3. FOMC forecasts tell us that inflation is going to remain well below the inflation target of 2%. Trust the FOMC.
4. Even if inflation starts looking pretty bad, the Fed can control it, without raising the policy rate.
Well, if I were Ben Bernanke, I would now be seriously worried. But I'm not Ben Bernanke, and I can buy TIPS, so I'm not worried, as I'm insured.
What would I be worried about, if I were Ben? After our 1970s experience, and a reading of Atkeson and Ohanian, I'm not sure why anyone thinks of inflation forecasting in terms of Phillips curves. As well, even if I were to swallow the Phillips curve - hook, line, and sinker - there are good reasons to think that there may not be any excess capacity out there. Further, in the data I'm looking at, I see plenty of reasons to think that we are in for more inflation, and one of those reasons has to do with the Fed's wishful thinking about the power of reserve-draining tools.
The first chart shows you what our recent inflation experience is. I'm showing you raw pce inflation, and core pce inflation (year-over-year % rates of change). Though raw pce inflation is coming down, it is currently above the Fed's (now explicit) 2% target.
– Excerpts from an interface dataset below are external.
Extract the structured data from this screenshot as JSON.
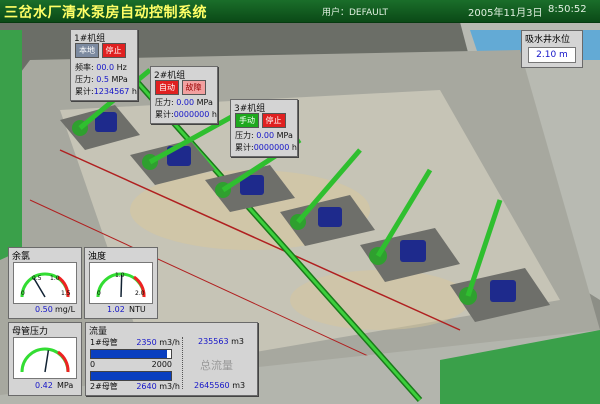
{
  "header": {
    "title": "三岔水厂清水泵房自动控制系统",
    "user": "用户：DEFAULT",
    "date": "2005年11月3日",
    "time": "8:50:52"
  },
  "colors": {
    "running": "#1ea81e",
    "stop": "#e02020",
    "fault": "#f2a0a0",
    "value": "#1414c8",
    "pipe": "#2fbf2f",
    "motor": "#1e2a8c"
  },
  "pump1": {
    "title": "1#机组",
    "mode": "本地",
    "state": "停止",
    "freq_label": "频率:",
    "freq": "00.0",
    "freq_unit": "Hz",
    "press_label": "压力:",
    "press": "0.5",
    "press_unit": "MPa",
    "acc_label": "累计:",
    "acc": "1234567",
    "acc_unit": "h"
  },
  "pump2": {
    "title": "2#机组",
    "mode": "自动",
    "state": "故障",
    "press_label": "压力:",
    "press": "0.00",
    "press_unit": "MPa",
    "acc_label": "累计:",
    "acc": "0000000",
    "acc_unit": "h"
  },
  "pump3": {
    "title": "3#机组",
    "mode": "手动",
    "state": "停止",
    "press_label": "压力:",
    "press": "0.00",
    "press_unit": "MPa",
    "acc_label": "累计:",
    "acc": "0000000",
    "acc_unit": "h"
  },
  "well": {
    "title": "吸水井水位",
    "value": "2.10 m"
  },
  "chlorine": {
    "title": "余氯",
    "value": "0.50",
    "unit": "mg/L",
    "scale": [
      "0",
      "0.5",
      "1.0",
      "1.5"
    ],
    "level": 0.33
  },
  "turbidity": {
    "title": "浊度",
    "value": "1.02",
    "unit": "NTU",
    "scale": [
      "0",
      "1.0",
      "2.0"
    ],
    "level": 0.51
  },
  "main_pressure": {
    "title": "母管压力",
    "value": "0.42",
    "unit": "MPa",
    "level": 0.55
  },
  "flow": {
    "title": "流量",
    "pipe1_label": "1#母管",
    "pipe1_rate": "2350",
    "pipe1_unit": "m3/h",
    "pipe1_total": "235563",
    "pipe1_total_unit": "m3",
    "scale_min": "0",
    "scale_max": "2000",
    "pipe2_label": "2#母管",
    "pipe2_rate": "2640",
    "pipe2_unit": "m3/h",
    "pipe2_total": "2645560",
    "pipe2_total_unit": "m3",
    "total_label": "总流量",
    "pipe1_level": 0.95,
    "pipe2_level": 1.0
  }
}
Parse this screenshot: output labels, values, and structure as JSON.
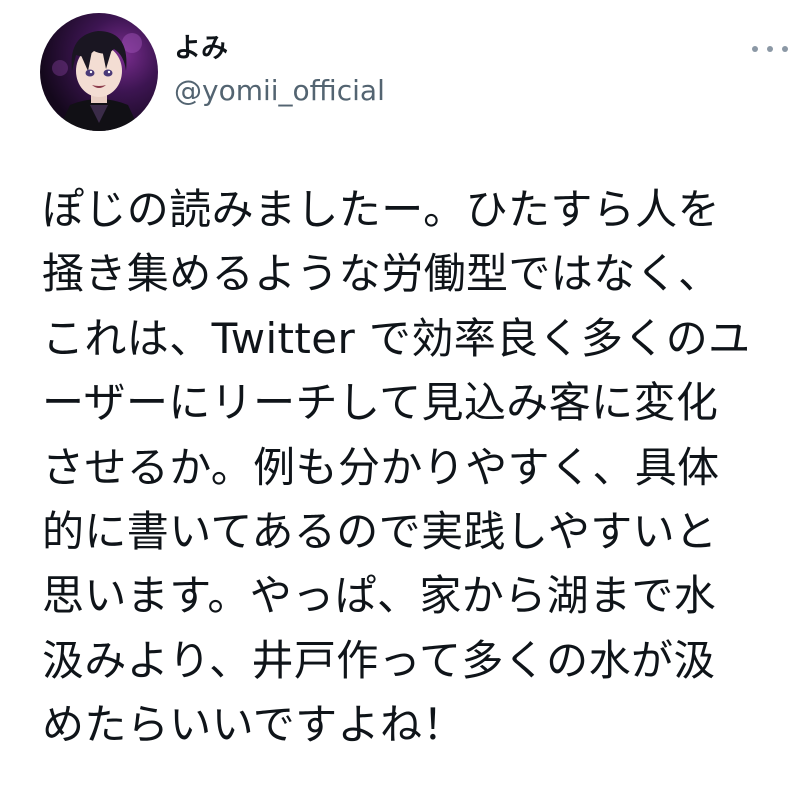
{
  "tweet": {
    "author": {
      "display_name": "よみ",
      "handle": "@yomii_official",
      "avatar_icon": "profile-avatar-illustration"
    },
    "more_icon": "more-dots-icon",
    "text_lines": [
      "ぽじの読みましたー。ひたすら人を",
      "掻き集めるような労働型ではなく、",
      "これは、Twitter で効率良く多くのユ",
      "ーザーにリーチして見込み客に変化",
      "させるか。例も分かりやすく、具体",
      "的に書いてあるので実践しやすいと",
      "思います。やっぱ、家から湖まで水",
      "汲みより、井戸作って多くの水が汲",
      "めたらいいですよね！"
    ]
  },
  "colors": {
    "text_primary": "#0f1419",
    "text_secondary": "#536471",
    "background": "#ffffff"
  }
}
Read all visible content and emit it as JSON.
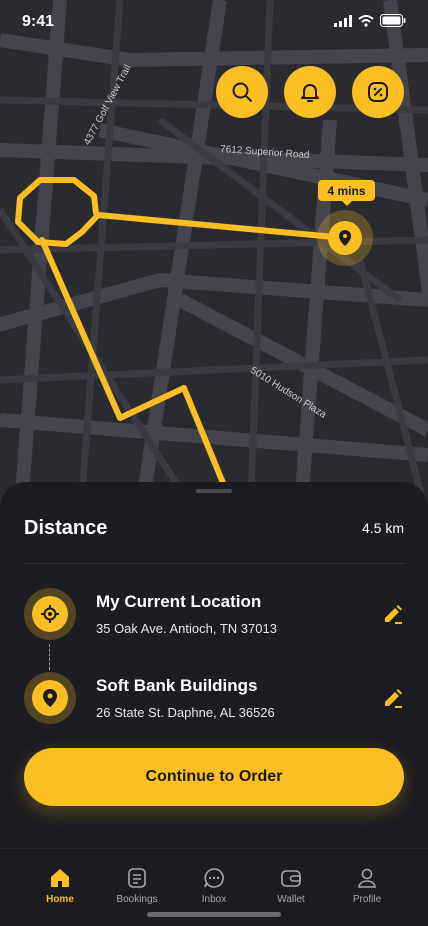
{
  "status": {
    "time": "9:41"
  },
  "map": {
    "streets": [
      "4377 Golf View Trail",
      "7612 Superior Road",
      "5010 Hudson Plaza"
    ],
    "eta": "4 mins"
  },
  "top_actions": [
    {
      "icon": "search-icon"
    },
    {
      "icon": "bell-icon"
    },
    {
      "icon": "discount-icon"
    }
  ],
  "sheet": {
    "title": "Distance",
    "distance": "4.5 km",
    "origin": {
      "name": "My Current Location",
      "address": "35 Oak Ave. Antioch, TN 37013"
    },
    "destination": {
      "name": "Soft Bank Buildings",
      "address": "26 State St. Daphne, AL 36526"
    },
    "cta": "Continue to Order"
  },
  "nav": {
    "items": [
      {
        "label": "Home",
        "icon": "home-icon",
        "active": true
      },
      {
        "label": "Bookings",
        "icon": "document-icon",
        "active": false
      },
      {
        "label": "Inbox",
        "icon": "chat-icon",
        "active": false
      },
      {
        "label": "Wallet",
        "icon": "wallet-icon",
        "active": false
      },
      {
        "label": "Profile",
        "icon": "user-icon",
        "active": false
      }
    ]
  },
  "colors": {
    "accent": "#fbbf24",
    "background": "#1c1d22",
    "map": "#2a2b31",
    "roads": "#44454c"
  }
}
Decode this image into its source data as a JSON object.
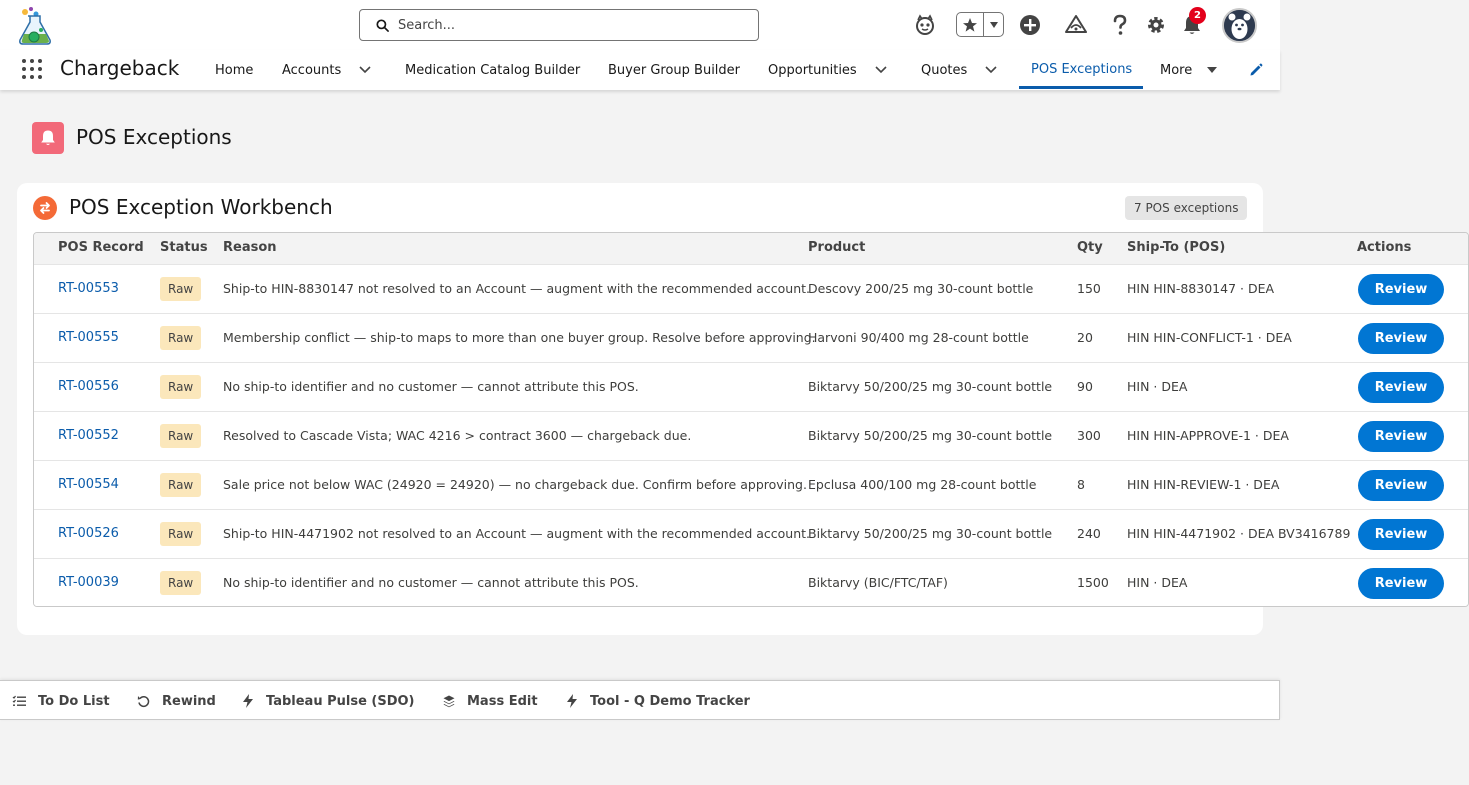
{
  "header": {
    "search_placeholder": "Search...",
    "notification_count": "2"
  },
  "nav": {
    "app_name": "Chargeback",
    "items": [
      {
        "label": "Home"
      },
      {
        "label": "Accounts"
      },
      {
        "label": "Medication Catalog Builder"
      },
      {
        "label": "Buyer Group Builder"
      },
      {
        "label": "Opportunities"
      },
      {
        "label": "Quotes"
      },
      {
        "label": "POS Exceptions"
      },
      {
        "label": "More"
      }
    ],
    "active_item": "POS Exceptions"
  },
  "page": {
    "title": "POS Exceptions"
  },
  "card": {
    "title": "POS Exception Workbench",
    "count_badge": "7 POS exceptions",
    "columns": [
      "POS Record",
      "Status",
      "Reason",
      "Product",
      "Qty",
      "Ship-To (POS)",
      "Actions"
    ],
    "rows": [
      {
        "record": "RT-00553",
        "status": "Raw",
        "reason": "Ship-to HIN-8830147 not resolved to an Account — augment with the recommended account.",
        "product": "Descovy 200/25 mg 30-count bottle",
        "qty": "150",
        "ship_to": "HIN HIN-8830147 · DEA",
        "action": "Review"
      },
      {
        "record": "RT-00555",
        "status": "Raw",
        "reason": "Membership conflict — ship-to maps to more than one buyer group. Resolve before approving.",
        "product": "Harvoni 90/400 mg 28-count bottle",
        "qty": "20",
        "ship_to": "HIN HIN-CONFLICT-1 · DEA",
        "action": "Review"
      },
      {
        "record": "RT-00556",
        "status": "Raw",
        "reason": "No ship-to identifier and no customer — cannot attribute this POS.",
        "product": "Biktarvy 50/200/25 mg 30-count bottle",
        "qty": "90",
        "ship_to": "HIN · DEA",
        "action": "Review"
      },
      {
        "record": "RT-00552",
        "status": "Raw",
        "reason": "Resolved to Cascade Vista; WAC 4216 > contract 3600 — chargeback due.",
        "product": "Biktarvy 50/200/25 mg 30-count bottle",
        "qty": "300",
        "ship_to": "HIN HIN-APPROVE-1 · DEA",
        "action": "Review"
      },
      {
        "record": "RT-00554",
        "status": "Raw",
        "reason": "Sale price not below WAC (24920 = 24920) — no chargeback due. Confirm before approving.",
        "product": "Epclusa 400/100 mg 28-count bottle",
        "qty": "8",
        "ship_to": "HIN HIN-REVIEW-1 · DEA",
        "action": "Review"
      },
      {
        "record": "RT-00526",
        "status": "Raw",
        "reason": "Ship-to HIN-4471902 not resolved to an Account — augment with the recommended account.",
        "product": "Biktarvy 50/200/25 mg 30-count bottle",
        "qty": "240",
        "ship_to": "HIN HIN-4471902 · DEA BV3416789",
        "action": "Review"
      },
      {
        "record": "RT-00039",
        "status": "Raw",
        "reason": "No ship-to identifier and no customer — cannot attribute this POS.",
        "product": "Biktarvy (BIC/FTC/TAF)",
        "qty": "1500",
        "ship_to": "HIN · DEA",
        "action": "Review"
      }
    ]
  },
  "utility_bar": {
    "items": [
      {
        "label": "To Do List",
        "icon": "list-icon"
      },
      {
        "label": "Rewind",
        "icon": "rewind-icon"
      },
      {
        "label": "Tableau Pulse (SDO)",
        "icon": "bolt-icon"
      },
      {
        "label": "Mass Edit",
        "icon": "stack-icon"
      },
      {
        "label": "Tool - Q Demo Tracker",
        "icon": "bolt-icon"
      }
    ]
  },
  "colors": {
    "brand_blue": "#0176d3",
    "link_blue": "#0b5cab",
    "page_icon": "#f26979",
    "card_icon": "#f46a37",
    "status_raw": "#fbe7bb"
  }
}
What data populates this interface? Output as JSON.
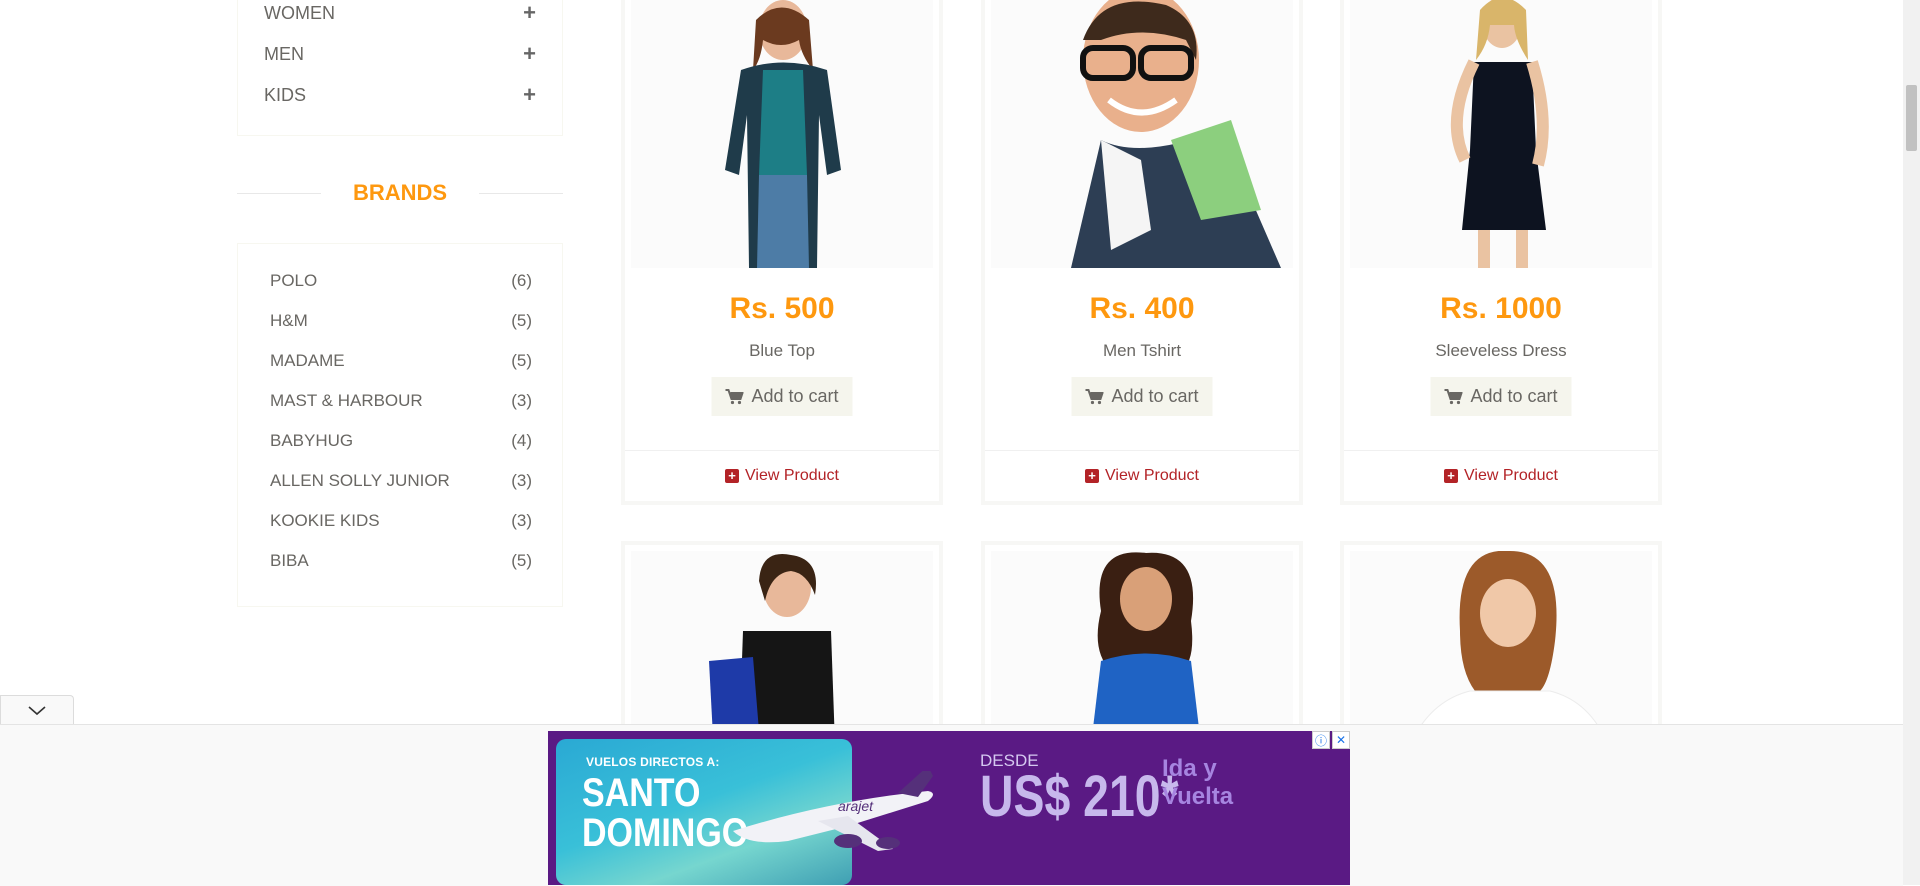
{
  "categories": [
    {
      "label": "WOMEN"
    },
    {
      "label": "MEN"
    },
    {
      "label": "KIDS"
    }
  ],
  "brands": {
    "title": "BRANDS",
    "items": [
      {
        "name": "POLO",
        "count": "(6)"
      },
      {
        "name": "H&M",
        "count": "(5)"
      },
      {
        "name": "MADAME",
        "count": "(5)"
      },
      {
        "name": "MAST & HARBOUR",
        "count": "(3)"
      },
      {
        "name": "BABYHUG",
        "count": "(4)"
      },
      {
        "name": "ALLEN SOLLY JUNIOR",
        "count": "(3)"
      },
      {
        "name": "KOOKIE KIDS",
        "count": "(3)"
      },
      {
        "name": "BIBA",
        "count": "(5)"
      }
    ]
  },
  "products": [
    {
      "price": "Rs. 500",
      "name": "Blue Top",
      "add_label": "Add to cart",
      "view_label": "View Product"
    },
    {
      "price": "Rs. 400",
      "name": "Men Tshirt",
      "add_label": "Add to cart",
      "view_label": "View Product"
    },
    {
      "price": "Rs. 1000",
      "name": "Sleeveless Dress",
      "add_label": "Add to cart",
      "view_label": "View Product"
    }
  ],
  "ad": {
    "small_text": "VUELOS DIRECTOS A:",
    "destination_line1": "SANTO",
    "destination_line2": "DOMINGO",
    "desde": "DESDE",
    "price": "US$ 210*",
    "trip_line1": "Ida y",
    "trip_line2": "Vuelta",
    "brand": "arajet"
  },
  "colors": {
    "accent": "#fe980f",
    "link": "#b32327",
    "ad_bg": "#5a1a84"
  }
}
Of course, the Fed takes its dual mandate seriously, but for an inflation rate of 2.5% to 3% to be acceptable, we have to think that we are currently well below capacity. That's not clear.
In terms of conventional monetary aggregates (not including the monetary base - we know why swaps of reserves for T-bills are currently irrelevant), what we see is in the second chart. This would certainly alarm an Old Monetarist. Year-over-year percentage rates of increase in currency, M1, and M2, have been increasing since early 2010. The rate of growth in M2 is close to 20% per annum, and for currency and M1, it is close to 10%. A quantity theorist would not think of those numbers as commensurate with 2% inflation.
Of course, we're not Old Monetarists, are we? A New Monetarist thinks that, under current circumstances (a large stock of excess reserves, and the interest rate on reserves - IROR - determining short nominal rates) the inflation rate is determined by the demand for and supply of the whole gamut of intermediated liquid assets - including Treasury debt of all maturities and asset-backed securities. We can't even measure everything we want to in that respect, including shadow-banking activity. For all we know, there may be a lot of substitution going on between observed and unobserved intermediation activities. Still, the second chart does not make me optimistic about inflation.
What about measures of anticipated inflation? The next chart shows the breakeven rates implicit in 5-year and 10-year Treasury bond yields and TIPS yields. There's nothing much alarming in there, though there has been a modest increase recently in these breakeven rates, which are close to where they were pre-financial crisis. Keep in mind, though, that in early 2007 the fed funds rate was at 5.25%. It's now below 0.25% (with the IROR at 0.25%), so if we really think that we have to adjust downward our notion of current capacity in the US economy, this would tell us that the policy rate should be higher. This reasoning is of course predicated on pre-crisis policy being optimal. That's a leap, but you have to start somewhere.
Finally, I think that, in line with this idea, reverse repos and term deposits at the Fed are irrelevant currently. If quantitative easing (QE) is irrelevant at the margin, reverse repos and term deposits cannot make any difference either, at the margin. If the Fed does enough of those things, of course, that will make a difference. But we're talking about $1.6 trillion worth.
Bottom line: I think some serious inflation is coming, maybe sooner than later. The Fed thinks it can control this with reverse repos and term deposits at the Fed. No way. When will the inflation happen? In line with this post, look out for increases in house prices. The higher house prices will support more credit, both at the consumer level, and in higher-level financial arrangements. The "bubble" will grow, and support the creation of more private liquid assets, which will in turn substitute for publicly-issued liquid assets, causing the price level to rise. The Fed can control the inflation, if they want to, but only if they increase the IROR, which they are loathe to do.